> **Try it**
With "title" as the search word, show every line of the material that has it.

> **Records shown**
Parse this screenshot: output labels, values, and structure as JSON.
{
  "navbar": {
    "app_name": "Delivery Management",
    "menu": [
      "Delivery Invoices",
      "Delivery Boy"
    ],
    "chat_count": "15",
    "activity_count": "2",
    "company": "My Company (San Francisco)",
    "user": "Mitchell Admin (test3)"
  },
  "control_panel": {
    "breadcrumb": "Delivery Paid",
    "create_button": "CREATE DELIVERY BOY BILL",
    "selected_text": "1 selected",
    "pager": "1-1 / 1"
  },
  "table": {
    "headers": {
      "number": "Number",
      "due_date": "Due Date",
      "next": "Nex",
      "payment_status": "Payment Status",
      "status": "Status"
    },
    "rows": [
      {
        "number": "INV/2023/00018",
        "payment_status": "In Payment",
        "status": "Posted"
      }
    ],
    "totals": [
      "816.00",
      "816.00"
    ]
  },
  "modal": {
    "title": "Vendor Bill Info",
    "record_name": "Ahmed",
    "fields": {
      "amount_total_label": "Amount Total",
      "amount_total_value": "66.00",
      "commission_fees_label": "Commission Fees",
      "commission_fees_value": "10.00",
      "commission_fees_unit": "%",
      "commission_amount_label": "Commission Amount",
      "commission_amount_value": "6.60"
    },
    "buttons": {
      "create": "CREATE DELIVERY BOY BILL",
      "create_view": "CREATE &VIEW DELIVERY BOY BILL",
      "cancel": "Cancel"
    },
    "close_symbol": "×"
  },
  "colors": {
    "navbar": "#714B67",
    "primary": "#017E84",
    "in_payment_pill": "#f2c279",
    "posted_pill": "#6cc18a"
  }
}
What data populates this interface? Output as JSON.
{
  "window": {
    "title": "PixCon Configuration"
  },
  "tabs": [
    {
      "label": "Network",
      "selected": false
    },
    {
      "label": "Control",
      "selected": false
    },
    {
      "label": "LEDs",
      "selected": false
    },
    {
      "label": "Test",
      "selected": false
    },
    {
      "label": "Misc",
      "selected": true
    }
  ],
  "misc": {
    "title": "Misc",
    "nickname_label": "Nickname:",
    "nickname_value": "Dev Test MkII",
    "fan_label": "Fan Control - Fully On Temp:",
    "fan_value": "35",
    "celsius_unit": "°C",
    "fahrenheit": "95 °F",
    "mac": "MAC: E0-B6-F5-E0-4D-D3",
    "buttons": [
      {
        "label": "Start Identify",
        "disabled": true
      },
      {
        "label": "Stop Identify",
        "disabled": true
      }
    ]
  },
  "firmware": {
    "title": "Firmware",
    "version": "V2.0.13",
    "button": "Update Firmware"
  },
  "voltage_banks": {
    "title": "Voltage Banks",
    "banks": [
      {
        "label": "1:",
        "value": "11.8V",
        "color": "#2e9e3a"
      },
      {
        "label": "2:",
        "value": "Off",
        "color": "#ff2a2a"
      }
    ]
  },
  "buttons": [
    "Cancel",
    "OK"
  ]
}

> **Written response**
    "title": "Vendor Bill Info",
    "title": "PixCon Configuration"
    "title": "Misc",
    "title": "Firmware",
    "title": "Voltage Banks",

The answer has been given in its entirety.